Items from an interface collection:
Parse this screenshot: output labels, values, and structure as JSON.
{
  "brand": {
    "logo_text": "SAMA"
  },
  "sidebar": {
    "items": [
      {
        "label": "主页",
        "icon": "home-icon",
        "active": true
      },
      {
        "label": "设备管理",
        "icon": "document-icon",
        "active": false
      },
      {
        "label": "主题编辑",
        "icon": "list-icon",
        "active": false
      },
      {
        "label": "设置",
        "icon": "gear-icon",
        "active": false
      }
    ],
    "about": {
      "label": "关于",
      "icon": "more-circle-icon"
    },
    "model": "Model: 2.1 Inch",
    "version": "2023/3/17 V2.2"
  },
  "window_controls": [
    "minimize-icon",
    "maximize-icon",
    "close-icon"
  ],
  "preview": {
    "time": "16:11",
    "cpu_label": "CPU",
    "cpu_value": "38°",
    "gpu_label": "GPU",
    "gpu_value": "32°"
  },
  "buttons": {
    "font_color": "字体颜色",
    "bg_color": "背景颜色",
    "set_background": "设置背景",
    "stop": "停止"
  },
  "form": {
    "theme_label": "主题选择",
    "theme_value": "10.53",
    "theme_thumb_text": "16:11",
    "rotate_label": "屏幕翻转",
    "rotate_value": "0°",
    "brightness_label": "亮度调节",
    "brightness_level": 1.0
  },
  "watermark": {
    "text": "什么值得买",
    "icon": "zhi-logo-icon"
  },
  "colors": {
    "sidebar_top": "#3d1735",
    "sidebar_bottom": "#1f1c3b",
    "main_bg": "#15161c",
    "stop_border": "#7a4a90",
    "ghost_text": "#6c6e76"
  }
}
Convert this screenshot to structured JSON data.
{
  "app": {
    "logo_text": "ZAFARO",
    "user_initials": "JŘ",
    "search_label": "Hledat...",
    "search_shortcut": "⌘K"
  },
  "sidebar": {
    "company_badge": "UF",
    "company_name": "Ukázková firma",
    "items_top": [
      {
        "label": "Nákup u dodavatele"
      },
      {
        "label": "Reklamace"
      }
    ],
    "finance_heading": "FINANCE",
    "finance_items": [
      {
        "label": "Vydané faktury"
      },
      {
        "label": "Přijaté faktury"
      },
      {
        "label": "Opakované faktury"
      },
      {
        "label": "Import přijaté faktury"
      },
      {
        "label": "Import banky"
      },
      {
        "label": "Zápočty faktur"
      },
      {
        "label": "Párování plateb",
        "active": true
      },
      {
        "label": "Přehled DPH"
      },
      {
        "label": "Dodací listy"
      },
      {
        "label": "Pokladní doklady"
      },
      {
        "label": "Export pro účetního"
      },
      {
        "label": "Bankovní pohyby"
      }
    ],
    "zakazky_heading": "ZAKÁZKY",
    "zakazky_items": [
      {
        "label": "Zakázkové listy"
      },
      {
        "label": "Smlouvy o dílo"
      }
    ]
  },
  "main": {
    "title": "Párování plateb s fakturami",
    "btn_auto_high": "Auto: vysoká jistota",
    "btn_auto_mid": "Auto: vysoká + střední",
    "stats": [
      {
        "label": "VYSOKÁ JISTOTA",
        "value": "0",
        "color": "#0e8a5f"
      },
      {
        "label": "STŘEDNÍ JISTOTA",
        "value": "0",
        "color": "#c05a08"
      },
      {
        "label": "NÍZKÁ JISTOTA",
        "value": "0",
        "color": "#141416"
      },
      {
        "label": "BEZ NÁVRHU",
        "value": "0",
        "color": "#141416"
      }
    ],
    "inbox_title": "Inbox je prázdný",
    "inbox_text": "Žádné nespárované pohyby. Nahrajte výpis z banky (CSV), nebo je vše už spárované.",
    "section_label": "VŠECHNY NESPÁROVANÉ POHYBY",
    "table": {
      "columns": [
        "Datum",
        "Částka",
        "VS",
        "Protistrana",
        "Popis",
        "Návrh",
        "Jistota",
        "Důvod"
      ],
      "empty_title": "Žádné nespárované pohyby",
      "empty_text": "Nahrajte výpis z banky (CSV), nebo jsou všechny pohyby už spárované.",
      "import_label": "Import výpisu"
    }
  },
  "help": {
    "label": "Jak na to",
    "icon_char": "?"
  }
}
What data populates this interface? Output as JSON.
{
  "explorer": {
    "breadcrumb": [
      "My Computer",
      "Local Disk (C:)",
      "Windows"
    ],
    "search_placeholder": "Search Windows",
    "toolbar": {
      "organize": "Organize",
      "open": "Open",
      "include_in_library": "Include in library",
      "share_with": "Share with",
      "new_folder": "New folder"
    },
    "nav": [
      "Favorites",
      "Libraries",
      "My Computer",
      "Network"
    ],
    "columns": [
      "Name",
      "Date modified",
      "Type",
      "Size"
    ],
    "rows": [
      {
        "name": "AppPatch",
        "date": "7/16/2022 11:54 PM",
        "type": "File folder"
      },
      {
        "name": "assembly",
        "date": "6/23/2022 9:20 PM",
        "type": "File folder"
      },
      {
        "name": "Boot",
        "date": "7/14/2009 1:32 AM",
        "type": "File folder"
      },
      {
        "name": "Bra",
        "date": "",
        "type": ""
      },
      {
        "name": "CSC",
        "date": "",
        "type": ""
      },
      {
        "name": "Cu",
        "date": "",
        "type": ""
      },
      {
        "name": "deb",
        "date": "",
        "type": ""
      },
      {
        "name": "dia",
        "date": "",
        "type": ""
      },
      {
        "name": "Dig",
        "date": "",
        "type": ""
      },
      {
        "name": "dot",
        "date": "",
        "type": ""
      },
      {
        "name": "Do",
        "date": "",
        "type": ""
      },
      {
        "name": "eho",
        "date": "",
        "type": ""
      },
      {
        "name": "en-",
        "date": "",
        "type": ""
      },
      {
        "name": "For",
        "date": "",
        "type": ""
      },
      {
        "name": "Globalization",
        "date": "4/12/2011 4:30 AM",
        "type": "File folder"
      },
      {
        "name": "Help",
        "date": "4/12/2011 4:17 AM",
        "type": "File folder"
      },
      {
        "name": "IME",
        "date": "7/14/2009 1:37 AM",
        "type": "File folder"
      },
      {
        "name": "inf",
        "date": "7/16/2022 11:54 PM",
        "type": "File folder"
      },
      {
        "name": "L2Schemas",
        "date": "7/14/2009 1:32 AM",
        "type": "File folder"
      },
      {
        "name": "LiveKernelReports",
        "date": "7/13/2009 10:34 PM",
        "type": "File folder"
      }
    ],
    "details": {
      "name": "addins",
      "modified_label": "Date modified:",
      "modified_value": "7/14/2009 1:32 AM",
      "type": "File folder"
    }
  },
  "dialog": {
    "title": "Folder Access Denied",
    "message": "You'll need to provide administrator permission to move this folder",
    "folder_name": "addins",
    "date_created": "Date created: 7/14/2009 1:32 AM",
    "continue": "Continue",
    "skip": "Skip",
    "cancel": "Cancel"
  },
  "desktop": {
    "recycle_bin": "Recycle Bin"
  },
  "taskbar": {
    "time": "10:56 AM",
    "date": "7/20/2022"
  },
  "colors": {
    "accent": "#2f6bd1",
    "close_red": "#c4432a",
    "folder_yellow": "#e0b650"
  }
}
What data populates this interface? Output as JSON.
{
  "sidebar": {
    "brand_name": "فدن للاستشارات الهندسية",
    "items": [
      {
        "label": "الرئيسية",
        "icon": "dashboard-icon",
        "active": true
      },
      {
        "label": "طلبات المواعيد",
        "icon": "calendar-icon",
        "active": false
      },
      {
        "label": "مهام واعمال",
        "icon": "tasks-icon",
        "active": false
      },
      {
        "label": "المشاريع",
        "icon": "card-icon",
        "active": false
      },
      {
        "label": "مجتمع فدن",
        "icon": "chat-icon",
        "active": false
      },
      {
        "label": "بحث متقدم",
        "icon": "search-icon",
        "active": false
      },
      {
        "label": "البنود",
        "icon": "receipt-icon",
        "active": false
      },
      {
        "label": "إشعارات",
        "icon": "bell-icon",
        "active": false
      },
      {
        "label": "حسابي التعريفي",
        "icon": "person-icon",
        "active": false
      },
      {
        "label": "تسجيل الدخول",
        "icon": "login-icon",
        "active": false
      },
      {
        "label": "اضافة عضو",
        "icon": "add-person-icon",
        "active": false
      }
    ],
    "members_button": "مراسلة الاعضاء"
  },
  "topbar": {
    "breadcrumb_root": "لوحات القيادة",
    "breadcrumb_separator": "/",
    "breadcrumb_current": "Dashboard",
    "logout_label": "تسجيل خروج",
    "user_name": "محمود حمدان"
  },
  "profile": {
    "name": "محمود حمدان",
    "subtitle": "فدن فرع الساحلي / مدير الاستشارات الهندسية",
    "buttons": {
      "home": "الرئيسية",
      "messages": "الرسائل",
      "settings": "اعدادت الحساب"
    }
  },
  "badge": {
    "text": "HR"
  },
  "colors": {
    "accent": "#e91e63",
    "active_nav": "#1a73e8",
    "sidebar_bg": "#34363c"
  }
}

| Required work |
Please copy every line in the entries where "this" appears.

| Task answer |
Parse this screenshot: output labels, values, and structure as JSON.
Convert this screenshot to structured JSON data.
What data populates this interface? Output as JSON.
    "message": "You'll need to provide administrator permission to move this folder",
What data populates this interface? Output as JSON.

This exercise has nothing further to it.